I recorded a monologue with the 4017 at my left and the MKH 416 at the same distance and in a mirroring position at my right. I then recorded the same monologue reversing the position of the mics so I was sure that the positioning wouldn’t affect the results that I was bound to hear.

In Logic Pro X, I could now quickly switch between each mic to know where they differ and what to change using iZotope’s Nectar 3 and RX 7 Advanced plug-ins to make the MKH 416 sound the 4017 as closely as possible.

With the d:dicate 4017 sounding clearer, with less room reverb being picked up and a nice, non-booming bass tone that – I can’t put it another way – still sounded “open”, I couldn’t make the MKH 416 sound exactly the same. The Sennheiser picked up more room echos, sounded a bit less punchy, slightly more hollow and a bit muddled in the lows.

I could bring the MKH 416 closer to the d:dicate 4017 by using iZotope’s Nectar EQ with adjustments in the basses and at around 1200Hz, the RX 7 denoiser to reduce the off-axis noise and the RX 7 de-reverb to reduce the echos. None of these adjustments, however, gave me the clarity and the accuracy the d:dicate 4017 is capable of.

Even more important is that I could not ‘correct’ the MKH 416 recording to give the low tones the same “short” or “dry” sound that characterises the 4017; one of the main reasons why many a classical music “Ton Meister” grabs a DPA model instead of other mics to record a symphonic orchestra.

Why DPA Microphones’ mics are so good

The reason why DPA Microphones’ microphones are so good is that microphone abuse is part of their manufacturing process and that they go at great lengths to find a mic’s breaking point sound-wise.

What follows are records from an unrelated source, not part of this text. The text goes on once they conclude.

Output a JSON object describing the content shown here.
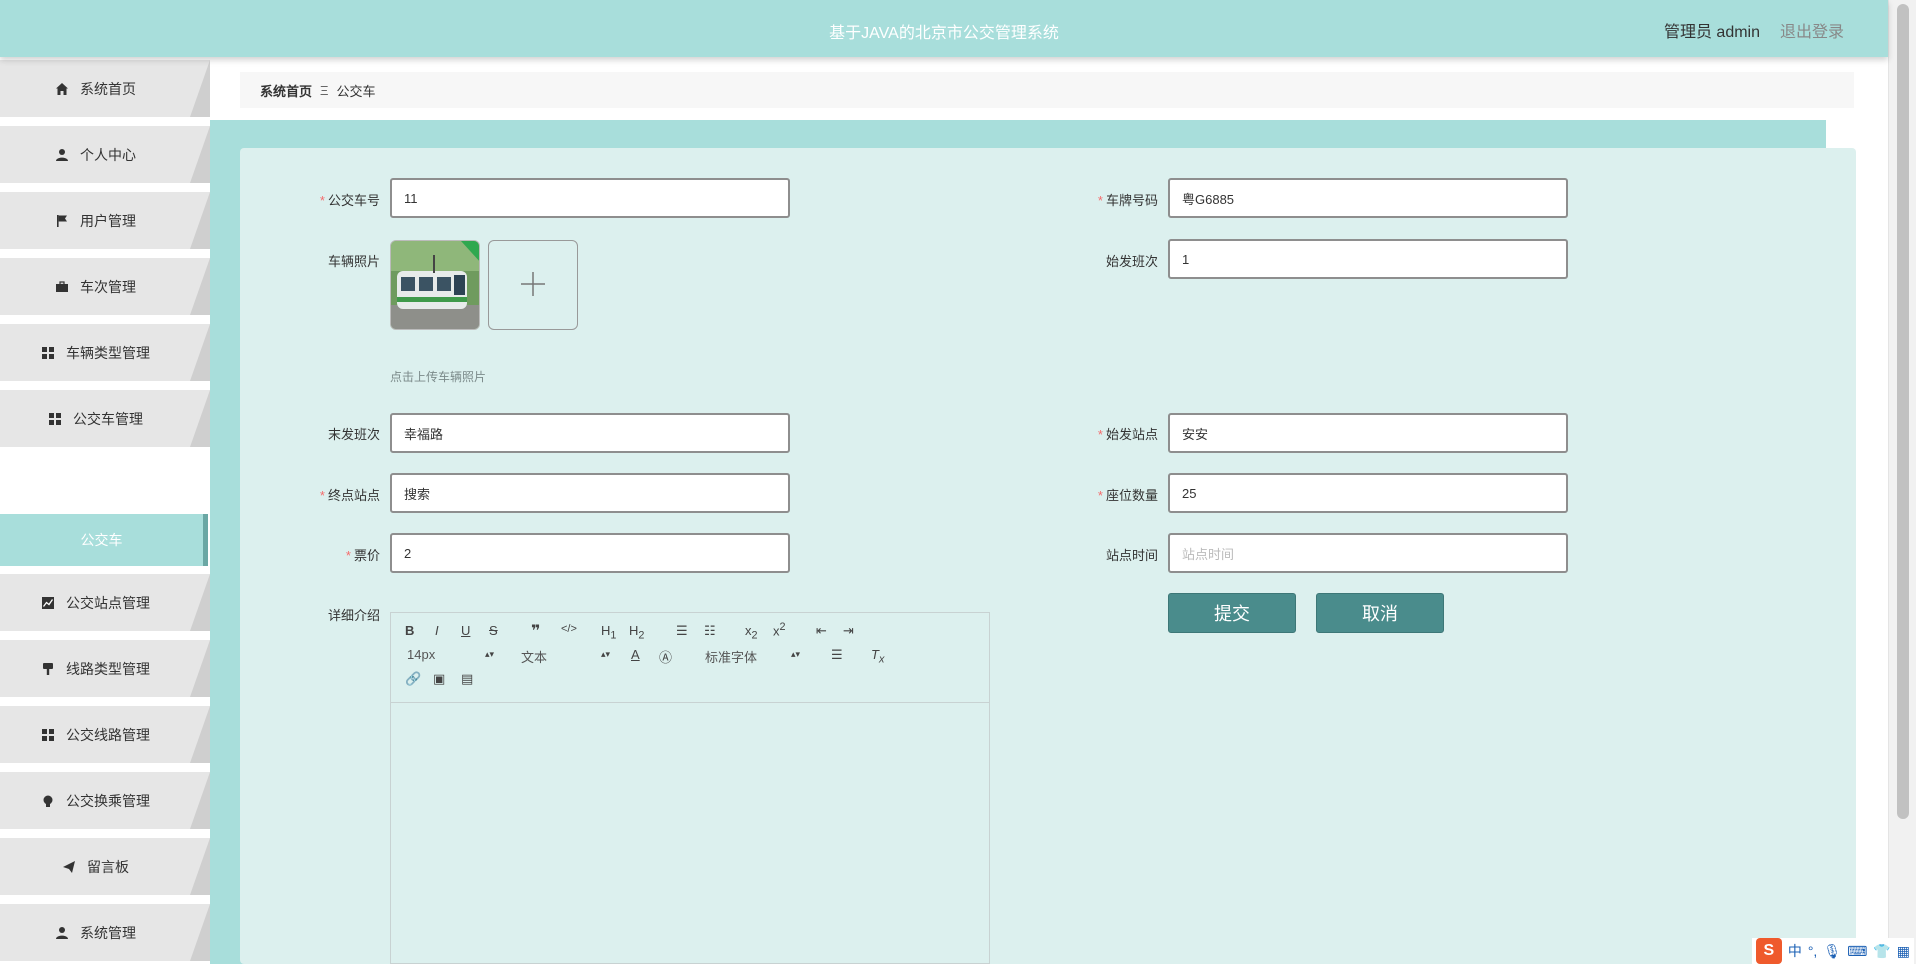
{
  "header": {
    "title": "基于JAVA的北京市公交管理系统",
    "user": "管理员 admin",
    "logout": "退出登录"
  },
  "sidebar": {
    "items": [
      {
        "label": "系统首页",
        "icon": "home-icon"
      },
      {
        "label": "个人中心",
        "icon": "user-icon"
      },
      {
        "label": "用户管理",
        "icon": "flag-icon"
      },
      {
        "label": "车次管理",
        "icon": "briefcase-icon"
      },
      {
        "label": "车辆类型管理",
        "icon": "grid-icon"
      },
      {
        "label": "公交车管理",
        "icon": "grid-icon"
      },
      {
        "label": "公交站点管理",
        "icon": "chart-icon"
      },
      {
        "label": "线路类型管理",
        "icon": "brush-icon"
      },
      {
        "label": "公交线路管理",
        "icon": "grid-icon"
      },
      {
        "label": "公交换乘管理",
        "icon": "bulb-icon"
      },
      {
        "label": "留言板",
        "icon": "send-icon"
      },
      {
        "label": "系统管理",
        "icon": "user-icon"
      }
    ],
    "active_sub": "公交车"
  },
  "breadcrumb": {
    "home": "系统首页",
    "separator": "Ξ",
    "current": "公交车"
  },
  "form": {
    "bus_no": {
      "label": "公交车号",
      "required": "*",
      "value": "11"
    },
    "plate": {
      "label": "车牌号码",
      "required": "*",
      "value": "粤G6885"
    },
    "photo": {
      "label": "车辆照片",
      "hint": "点击上传车辆照片"
    },
    "first_trip": {
      "label": "始发班次",
      "value": "1"
    },
    "last_trip": {
      "label": "末发班次",
      "value": "幸福路"
    },
    "start_station": {
      "label": "始发站点",
      "required": "*",
      "value": "安安"
    },
    "end_station": {
      "label": "终点站点",
      "required": "*",
      "value": "搜索"
    },
    "seats": {
      "label": "座位数量",
      "required": "*",
      "value": "25"
    },
    "fare": {
      "label": "票价",
      "required": "*",
      "value": "2"
    },
    "station_time": {
      "label": "站点时间",
      "placeholder": "站点时间"
    },
    "detail": {
      "label": "详细介绍"
    }
  },
  "editor": {
    "font_size": "14px",
    "block_type": "文本",
    "font_family": "标准字体"
  },
  "buttons": {
    "submit": "提交",
    "cancel": "取消"
  },
  "tray": {
    "ime": "中",
    "punct": "°,"
  },
  "colors": {
    "header_bg": "#a8dedb",
    "card_bg": "#dcf0ee",
    "button_bg": "#4a8c8c",
    "required": "#f56c6c"
  }
}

How else can you describe a test they ran with their microphones recording a space shuttle launch only 175m from the rocket engine and exposed to flames and chemicals, or taking the microphones to the Arctic to record ambient sounds at -45°C. They have also taken their microphones into the rain to record raindrops and have demonstrated the omnidirectional microphones’ behaviour after being submerged in water.

All of this knocking about happens for one reason only: to find out how the materials in the capsule behave because it is essential to the stability of a microphone that the materials in the cartridge work well together. They must expand and contract together while exposed to heat or cold.

DPA must be the only company that publishes which materials they use and why. They have a treasure trove of information on this matter on their website. One of the things you learn there is that making microphones that capture sound as accurate as physics allow and which perform in all circumstances you would care to use them doesn’t stop at sputtering a bit of gold on a capsule. It involves an in-depth knowledge of sound and physics and an R&D department that goes to extremes to find the best combination for the most accurate sound capture.

The resulting products are pioneering and the best money can buy. The d:dicate 4017 and 4018 are no exception.